CORK’S Butter Museum celebrates one of the great success stories of Ireland, the butter trade. It also chronicles the building where it all happened – the Cork ButterExchange, once ‘the largest butter market in the world.’
Jarringly, the building stands derelict a few steps left of the museum entrance. Boarded up. An upturned table or bed, home to tall weeds, lies discarded just beyond the iron bars.
The respect afforded the building inside the museum hasn’t extended beyond it for quite some time. Thankfully, this is set to change. The historic building has just been leased to Recreate Shandon Limited CLG for a term of 25 years.
This is good news for Shandon, but for Frank O Connor, there’s still a lot of work to do. In fact, O’Connor, who meets me in a faded T-shirt with the slogan ‘Live Simply’, wants to put an end to all dereliction in the city.
Along with his business and life partner Jude Sherry, he campaigns for change and for a year has been posting pictures of similar sites on Twitter, with the tagline ‘This is derelict Ireland’.
“We cannot lose our heritage,” he tells me.
“Why would anyone ever want to visit our beautiful city if it turns into a cluster of glass offices? Why would anyone bother travelling here, when they can see the same glass boxes anywhere in the world?”
When bulldozers demolished the Sextant last year, O’Connor went down on his knees and sifted through rubble, taking pictures, picking up tiny fragments of glass and crockery. He laments the loss of Cork’s characteristic red sandstone in such demolitions, becoming aggregate for our roads.
Throughout our conversation, O’Connor refers to an ongoing project – himself and Sherry are restoring their home, brick by brick, layer by layer. He dismisses the narrative out there, that it’s too expensive to resurrect old buildings.
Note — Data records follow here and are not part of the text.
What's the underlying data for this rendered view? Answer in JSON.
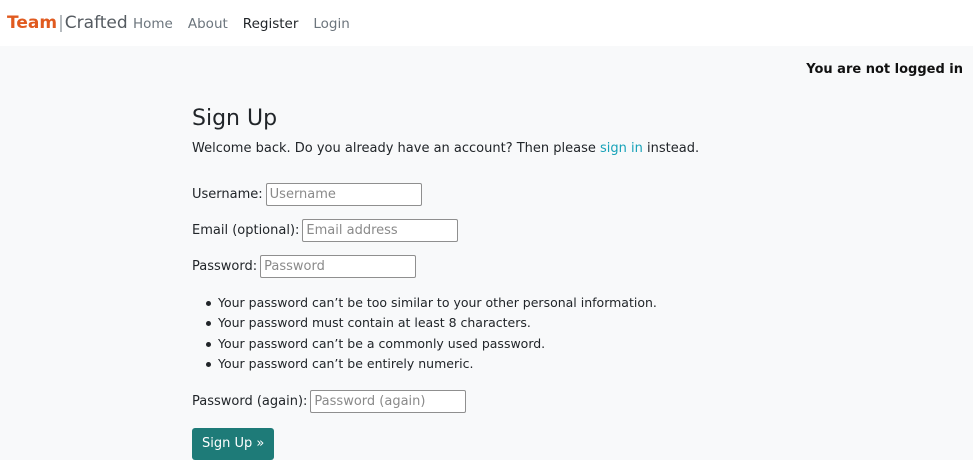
{
  "brand": {
    "team": "Team",
    "separator": "|",
    "crafted": "Crafted"
  },
  "nav": {
    "home": "Home",
    "about": "About",
    "register": "Register",
    "login": "Login"
  },
  "status": "You are not logged in",
  "signup": {
    "title": "Sign Up",
    "welcome_before": "Welcome back. Do you already have an account? Then please ",
    "welcome_link": "sign in",
    "welcome_after": " instead.",
    "username_label": "Username:",
    "username_placeholder": "Username",
    "username_value": "",
    "email_label": "Email (optional):",
    "email_placeholder": "Email address",
    "email_value": "",
    "password_label": "Password:",
    "password_placeholder": "Password",
    "password_value": "",
    "help": [
      "Your password can’t be too similar to your other personal information.",
      "Your password must contain at least 8 characters.",
      "Your password can’t be a commonly used password.",
      "Your password can’t be entirely numeric."
    ],
    "password2_label": "Password (again):",
    "password2_placeholder": "Password (again)",
    "password2_value": "",
    "submit_label": "Sign Up »"
  },
  "colors": {
    "brand_team": "#e05a1f",
    "link": "#17a2b8",
    "button": "#1e7b78",
    "background": "#f8f9fa"
  }
}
“Our house will be a lot cheaper than a new build. We paid just €110,000 for it. A similar house down the road just sold for €300,000. It’s over-priced. All you need is the patience to live in a not-so-perfect house for a while.
“The result of our work and all the restoration will bring so much to our lives, and we will have brought back a small part of our city. That matters.
“We talk about cost but in the wrong way.
“We don’t ever talk about the cost of destroying our heritage, the impact of a throwaway attitude on wellbeing.
“We should all feel safe to walk through the city but that’s near impossible when you’re surrounded by dereliction and decay.”
O’Connor and Sherry spent many years in Amsterdam, where they were struck by the in-built dignity of the system there.
“Fifty per cent of the housing is social housing; it’s affordable. Every street corner has a playground.
"I walk around some parts of Cork city, and I can’t look, it makes me so sad. Our city should be a safe place for children and old people. We should all have space: to rest, to play, to work.”
Frank is on his way to see his elderly parents when we meet. His mother’s call is the only one he answers.
“I’ve never been into money. I’m into beauty. Everyone’s entitled to beauty in their life,” he says.
Anois, his jointly owned business with Sherry, is devoted to good clever, beautiful, sustainable design. He sees education as key to ending urban dereliction.
As a schoolboy himself, O’Connor spent a lot of time on the wrong side of the classroom door, shuffling down corridors, lurking between lockers – anything to avoid his patrolling principal.
“I was too energetic. I caused too much disruption. I found it hard to sit still.”
He was suspended just before he sat the Leaving Cert but went on to complete a PhD on the benefits of a circular economy.
Frank is now a highly educated disruptor, lecturing in schools and universities.
“Too many of our product design students are still not coming out with the right skills, understanding and knowledge in sustainability, responsibility and circularity.
“I’m convinced we need a total rethink of how we train emerging product designers to tackle the challenges and opportunities presented in the 21st century.”
A spokesperson for Cork City Council explains why good homes and significant buildings fall into disrepair: “When Cork City Council intervenes around a derelict site, there is always something that can be done, but none of that can happen as quickly and easily as many of us would wish.”
One hopes that disruptors like O’Connor might speed up the process. It would be nice to think that Shandon’s Butter Exchange is only the first of many restorations throughout Cork City.
Until that happens, he will carry on doing exactly what he’s doing.